A detail from Owens’ Untitled (2013, oil, flashe, acrylic, bike wheels, training wheels, wagon wheels, and tricycle wheel on linen, 108 x 84”)
Based in Los Angeles, Owens is represented by Gavin Brown in NYC, Sadie Coles in London and Galerie Gisela Capitain in Cologne.
Another Owens painting from 2013 (charcoal, resin, acrylic and oil paint on linen, 137.5 x 120”)
Rafferty works out of her studio in Brooklyn (below), where she pushes the bounds of photography, often working with acrylic polymer, acetate, Plexiglas and other unorthodox materials in making compelling pictures. She’s represented by Rachel Uffner Gallery on the Lower East Side.
“Together, the 103 participants [in this year’s biennial] offer one of the broadest and most diverse takes on art in the United States that the Whitney has offered in many years,” notes Donna De Salvo, chief curator and deputy director for programs at the Whitney.
True to form, with the start of spring semester a couple of weeks ago, students across campus dove back in wherever they had left off.
In Graphic Design all sophomores are continuing to develop their personal relationships with typography in one of the five Type II sections offered this semester.

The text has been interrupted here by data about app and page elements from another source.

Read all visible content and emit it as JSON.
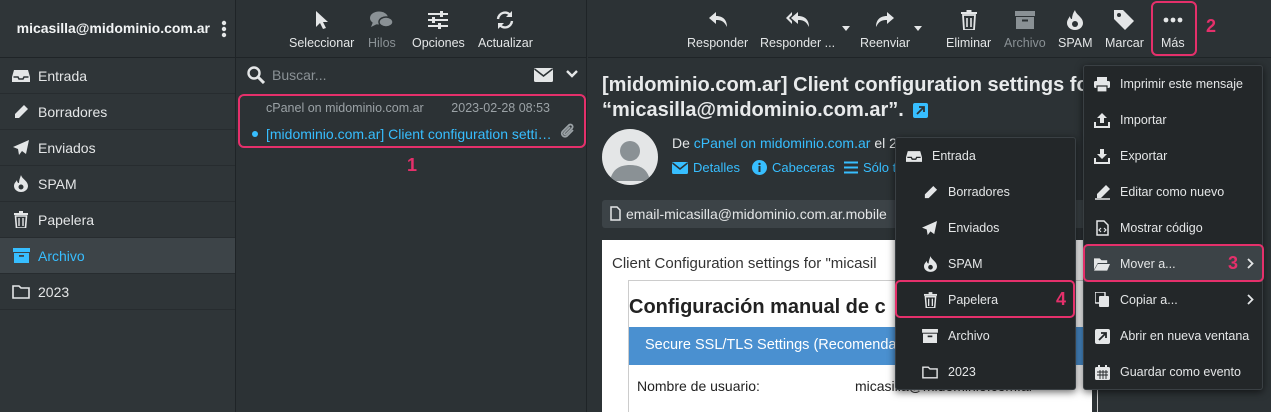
{
  "account": {
    "email": "micasilla@midominio.com.ar"
  },
  "folders": [
    {
      "label": "Entrada",
      "icon": "inbox-icon"
    },
    {
      "label": "Borradores",
      "icon": "pencil-icon"
    },
    {
      "label": "Enviados",
      "icon": "paper-plane-icon"
    },
    {
      "label": "SPAM",
      "icon": "fire-icon"
    },
    {
      "label": "Papelera",
      "icon": "trash-icon"
    },
    {
      "label": "Archivo",
      "icon": "archive-icon",
      "selected": true
    },
    {
      "label": "2023",
      "icon": "folder-icon"
    }
  ],
  "list_toolbar": {
    "select": "Seleccionar",
    "threads": "Hilos",
    "options": "Opciones",
    "refresh": "Actualizar"
  },
  "search": {
    "placeholder": "Buscar..."
  },
  "message": {
    "from": "cPanel on midominio.com.ar",
    "date": "2023-02-28 08:53",
    "subject": "[midominio.com.ar] Client configuration settings for \"micasilla@midominio.com.ar\"."
  },
  "steps": {
    "s1": "1",
    "s2": "2",
    "s3": "3",
    "s4": "4"
  },
  "message_toolbar": {
    "reply": "Responder",
    "reply_all": "Responder ...",
    "forward": "Reenviar",
    "delete": "Eliminar",
    "archive": "Archivo",
    "spam": "SPAM",
    "mark": "Marcar",
    "more": "Más"
  },
  "view": {
    "subject_line1": "[midominio.com.ar] Client configuration settings fo",
    "subject_line2": "“micasilla@midominio.com.ar”.",
    "from_prefix": "De ",
    "from_name": "cPanel on midominio.com.ar",
    "from_suffix": " el 2",
    "details": "Detalles",
    "headers": "Cabeceras",
    "plain": "Sólo t",
    "attachment": "email-micasilla@midominio.com.ar.mobile",
    "body_intro": "Client Configuration settings for \"micasil",
    "body_heading": "Configuración manual de c",
    "body_blue": "Secure SSL/TLS Settings (Recomendado",
    "body_user_label": "Nombre de usuario:",
    "body_user_value": "micasilla@midominio.com.ar"
  },
  "more_menu": [
    {
      "label": "Imprimir este mensaje",
      "icon": "print-icon"
    },
    {
      "label": "Importar",
      "icon": "upload-icon"
    },
    {
      "label": "Exportar",
      "icon": "download-icon"
    },
    {
      "label": "Editar como nuevo",
      "icon": "edit-icon"
    },
    {
      "label": "Mostrar código",
      "icon": "code-file-icon"
    },
    {
      "label": "Mover a...",
      "icon": "folder-open-icon",
      "highlighted": true
    },
    {
      "label": "Copiar a...",
      "icon": "copy-icon"
    },
    {
      "label": "Abrir en nueva ventana",
      "icon": "external-window-icon"
    },
    {
      "label": "Guardar como evento",
      "icon": "calendar-icon"
    }
  ],
  "move_menu": [
    {
      "label": "Entrada",
      "icon": "inbox-icon"
    },
    {
      "label": "Borradores",
      "icon": "pencil-icon"
    },
    {
      "label": "Enviados",
      "icon": "paper-plane-icon"
    },
    {
      "label": "SPAM",
      "icon": "fire-icon"
    },
    {
      "label": "Papelera",
      "icon": "trash-icon",
      "highlighted": true
    },
    {
      "label": "Archivo",
      "icon": "archive-icon"
    },
    {
      "label": "2023",
      "icon": "folder-icon"
    }
  ],
  "colors": {
    "accent": "#37beff",
    "highlight": "#e5306b",
    "background": "#2c3235"
  }
}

Adjunct faculty member Micah Barrett 12 GD shared these photos from the first week of his section, where students began by working on letter dissections and patterns as a means of further honing their eye and feel for type.
Over the course of the semester, a serious series of assignments that require painstaking precision and a thoughtful approach to sequence and relationships enables students to better understand letter spacing, the impact of scale and why an acute sensitivity to type really matters for the success of strong work in graphic design.
Half Woman Quarter Bird, a 1974 bronze sculpture by Howard Newman 69 ID, is included in a new exhibition opening today at the Smithsonian American Art Museum in Washington, DC. Modern American Realism: The Sara Roby Foundation Collection “encompasses the range of what can broadly be called modern realism, from socio-political to psychological, from satirical to surrealist.” The 70 paintings and sculptural works created between 1910 and 1990 will remain on view through August 17.
photo by Dave Hansen
Newman lives in Newport, RI, where he spends his time painting, sculpting and restoring historic metalwork. Though he focused on silversmithing at RISD, he has subsequently moved to bronze. Two of his pieces – Torso #1 (below) and Female Torso (Birth Series) – are on display on the grounds of the Newport Art Museum, and he is currently working on a bronze fountain for Providence’s Decatur Square.
photo by John Bender | RI Public Radio
This morning Rhode Island Public Radio aired an Artscape story on RISD’s VoteLab Wintersession studio. Taught by Graphic Design Critic Benjamin Shaykin MFA 11 GD, the studio on ballot design grew out of research Graphic Design seniors Keela Potter 14 GD and Kelsey Lim 14 GD started last summer as Maharam Fellows working with Rhode Island’s Board of Elections.
You can listen to RIPR’s full 8-minute-long story here.